CURSYNC=$( /usr/local/sbin/ntpeval )
# PPS count
PPSCNT=$( /bin/cat "${PCNTFILE}" )
# PPS Reset delay.

# Check PPS;
REACH=$( /usr/bin/ntpq -p | egrep "^[ *+](SHM|127[.]127[.]28[.])" | awk '{print $7}' )
# Force REACH 0 if not spresent
if [ ! $REACH ]
# Convert to decimal
REACH=$(( 8#$REACH ))

# Check PPS reach
if [ $(($REACH%2)) -eq 0 ]
	# Bits xxxx xxx0; even => Missing
	logger "chk-gps: PPS Failed"
	if [ $PPSCNT -gt 0 ] && [ $(( $PPSCNT%$RSTDLY )) -eq 0 ]
		# Garmin may have crashed: Reset Garmin
		sleep 10
		echo $REACH | mail -s "Garmin PPS Reser" Your_Email_Address
		logger "chk-gps: PPS Reset"
		/usr/local/sbin/sndnul -d /dev/Your_TtySx -t 2
		sleep 5
	let PPSCNT+=1
	echo $PPSCNT > "${PCNTFILE}"
	# Exit script
	exit 0
	# Bits xxxx xxx1; odd => OK
	if [ $PPSCNT -ne 0 ]
		# Was missing
		logger "chk-gps: PPS OK"
		echo 0 > "${PCNTFILE}"

# Check NMEA
if [ $CURASTAT -eq 0 ]
	# Not acquired
	let ASTATCNT+=1
	if [ $ASTATCNT -gt $MAXACNT ] && [ $CURSYNC -eq 0 ] && [ $PREVASTAT -ne 0 ]
		# Reset Garmin
		logger "chk-gps: NMEA Failed"
		/usr/local/sbin/sndnul -d /dev/Your_TtySx -t 2
		sleep 5
		echo 0 > "${ASTATFILE}"
	# Acquired
	if [ $ASTATCNT -ne 0 ]
		# Was not acquired
		echo 0 > "${ACNTFILE}"
	if [ $PREVASTAT -ne 1 ]
		logger "chk-gps: NMEA OK"
		echo 1 > "${ASTATFILE}"

The first part checks PPS. If there is no PPS for a longer period of time it will assume that the Garmin crashed.
The second part checks the NMEA sync.
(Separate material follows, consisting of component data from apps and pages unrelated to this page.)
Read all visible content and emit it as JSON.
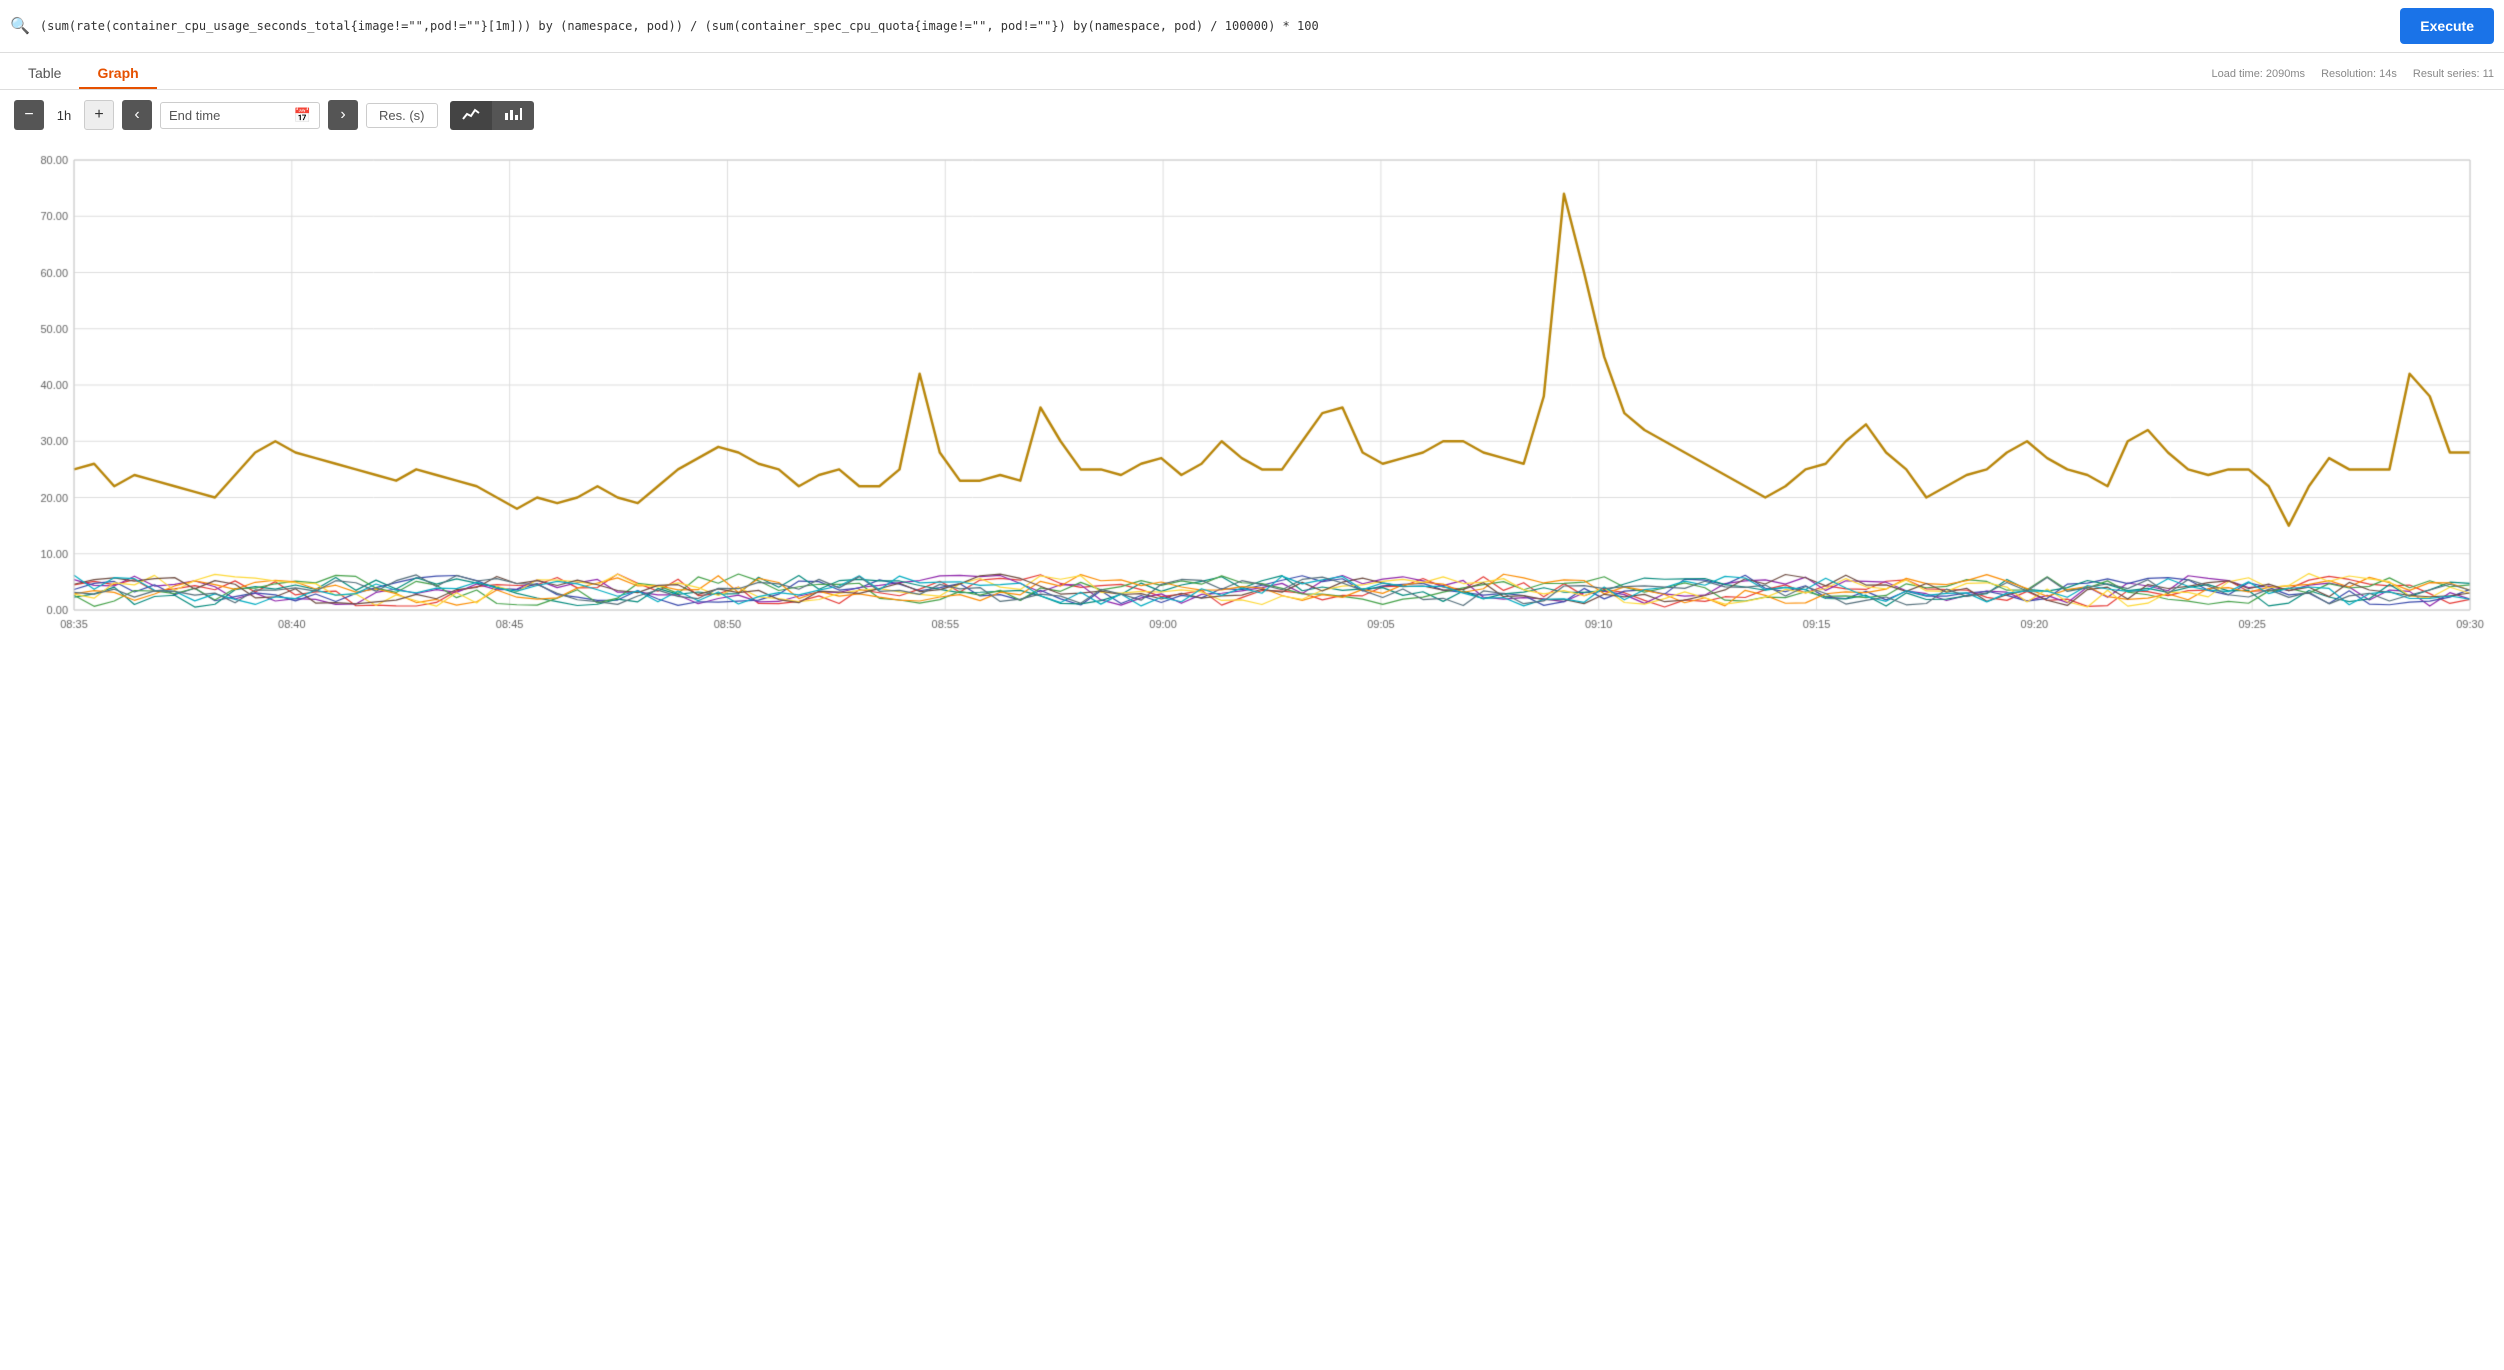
{
  "query": {
    "text": "(sum(rate(container_cpu_usage_seconds_total{image!=\"\",pod!=\"\"}[1m])) by (namespace, pod)) / (sum(container_spec_cpu_quota{image!=\"\", pod!=\"\"}) by(namespace, pod) / 100000) * 100",
    "execute_label": "Execute"
  },
  "tabs": {
    "items": [
      "Table",
      "Graph"
    ],
    "active": "Graph"
  },
  "meta": {
    "load_time": "Load time: 2090ms",
    "resolution": "Resolution: 14s",
    "result_series": "Result series: 11"
  },
  "controls": {
    "minus_label": "−",
    "duration": "1h",
    "plus_label": "+",
    "prev_label": "‹",
    "end_time_placeholder": "End time",
    "next_label": "›",
    "resolution_label": "Res. (s)",
    "chart_line_label": "📈",
    "chart_bar_label": "📊"
  },
  "chart": {
    "y_labels": [
      "80.00",
      "70.00",
      "60.00",
      "50.00",
      "40.00",
      "30.00",
      "20.00",
      "10.00",
      "0.00"
    ],
    "x_labels": [
      "08:35",
      "08:40",
      "08:45",
      "08:50",
      "08:55",
      "09:00",
      "09:05",
      "09:10",
      "09:15",
      "09:20",
      "09:25",
      "09:30"
    ]
  }
}
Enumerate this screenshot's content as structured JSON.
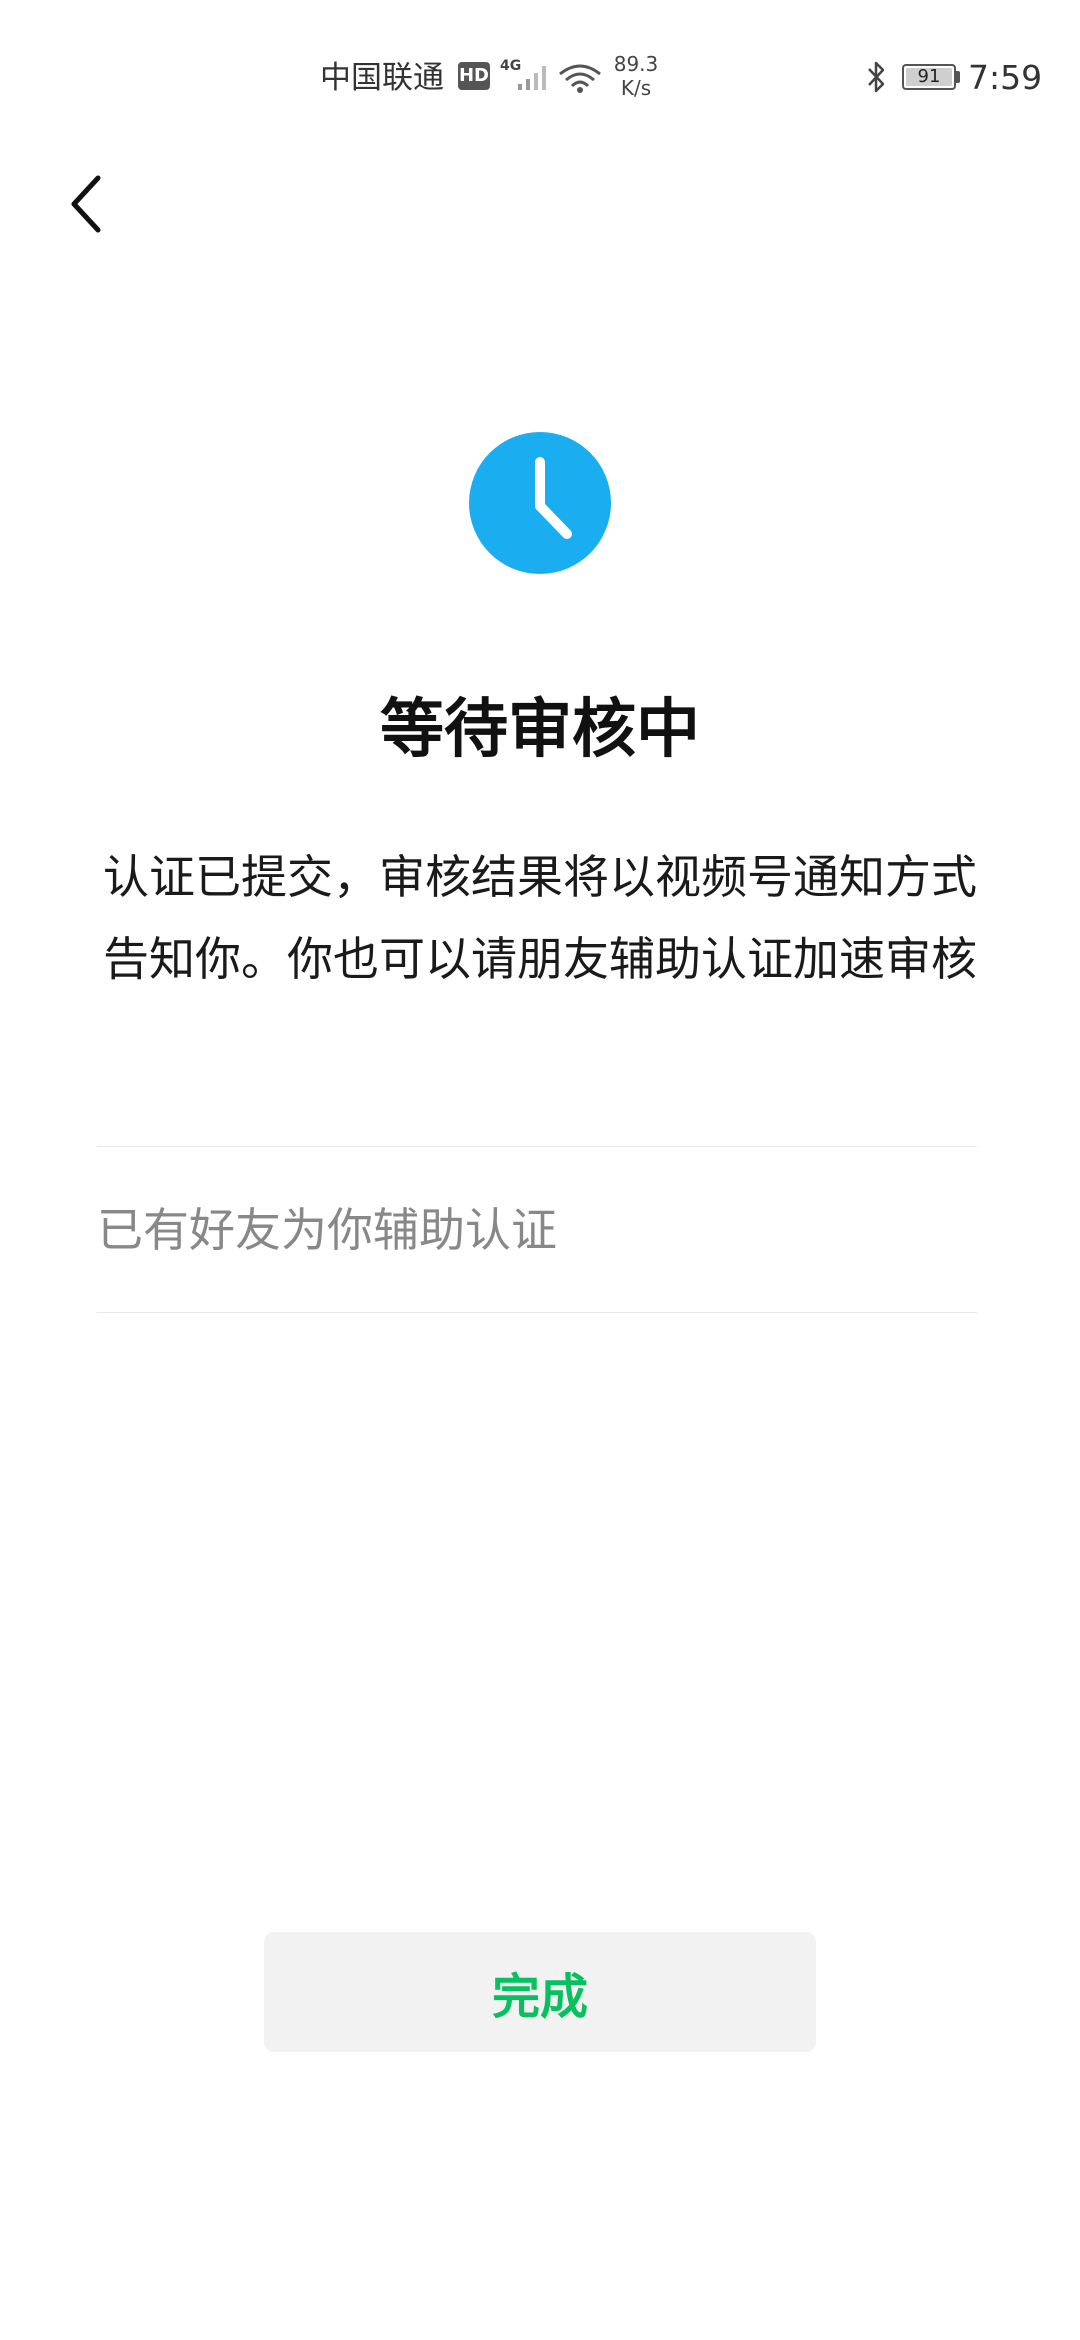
{
  "status_bar": {
    "carrier": "中国联通",
    "hd_label": "HD",
    "network_type": "4G",
    "speed_value": "89.3",
    "speed_unit": "K/s",
    "battery_level": "91",
    "time": "7:59"
  },
  "icons": {
    "back": "chevron-left-icon",
    "pending": "clock-icon",
    "bluetooth": "bluetooth-icon",
    "wifi": "wifi-icon",
    "signal": "signal-icon"
  },
  "colors": {
    "accent_blue": "#1AAEF0",
    "accent_green": "#07C160",
    "button_bg": "#F2F2F2"
  },
  "main": {
    "title": "等待审核中",
    "description": "认证已提交，审核结果将以视频号通知方式告知你。你也可以请朋友辅助认证加速审核",
    "helper_label": "已有好友为你辅助认证"
  },
  "footer": {
    "done_label": "完成"
  }
}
It uses a smal program 'ntpeval.c' to evaluate the time sync. If either of these checks fail it will power toggle the Garmin using a relay controlled by a serial port. The serial port is controlled by a small program 'sndnul.c' called from the script.